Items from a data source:
────────────────

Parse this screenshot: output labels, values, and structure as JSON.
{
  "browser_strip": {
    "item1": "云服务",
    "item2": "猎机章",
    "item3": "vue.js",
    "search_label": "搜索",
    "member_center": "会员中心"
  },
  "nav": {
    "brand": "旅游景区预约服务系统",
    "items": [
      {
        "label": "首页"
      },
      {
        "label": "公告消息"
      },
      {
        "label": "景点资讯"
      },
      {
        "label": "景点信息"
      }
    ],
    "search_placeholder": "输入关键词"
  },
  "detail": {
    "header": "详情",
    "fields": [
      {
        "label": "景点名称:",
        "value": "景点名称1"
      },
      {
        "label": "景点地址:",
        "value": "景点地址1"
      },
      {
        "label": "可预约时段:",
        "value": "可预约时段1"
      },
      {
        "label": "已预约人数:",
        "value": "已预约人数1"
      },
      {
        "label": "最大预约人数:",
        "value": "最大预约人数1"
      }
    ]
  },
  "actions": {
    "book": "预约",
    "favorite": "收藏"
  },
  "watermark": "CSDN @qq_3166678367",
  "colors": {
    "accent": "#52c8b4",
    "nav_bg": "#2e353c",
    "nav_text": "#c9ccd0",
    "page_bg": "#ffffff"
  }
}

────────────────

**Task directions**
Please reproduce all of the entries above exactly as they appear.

**Written answer**
Parse this screenshot: output labels, values, and structure as JSON.
{
  "browser_strip": {
    "item1": "云服务",
    "item2": "猎机章",
    "item3": "vue.js",
    "search_label": "搜索",
    "member_center": "会员中心"
  },
  "nav": {
    "brand": "旅游景区预约服务系统",
    "items": [
      {
        "label": "首页"
      },
      {
        "label": "公告消息"
      },
      {
        "label": "景点资讯"
      },
      {
        "label": "景点信息"
      }
    ],
    "search_placeholder": "输入关键词"
  },
  "detail": {
    "header": "详情",
    "fields": [
      {
        "label": "景点名称:",
        "value": "景点名称1"
      },
      {
        "label": "景点地址:",
        "value": "景点地址1"
      },
      {
        "label": "可预约时段:",
        "value": "可预约时段1"
      },
      {
        "label": "已预约人数:",
        "value": "已预约人数1"
      },
      {
        "label": "最大预约人数:",
        "value": "最大预约人数1"
      }
    ]
  },
  "actions": {
    "book": "预约",
    "favorite": "收藏"
  },
  "watermark": "CSDN @qq_3166678367",
  "colors": {
    "accent": "#52c8b4",
    "nav_bg": "#2e353c",
    "nav_text": "#c9ccd0",
    "page_bg": "#ffffff"
  }
}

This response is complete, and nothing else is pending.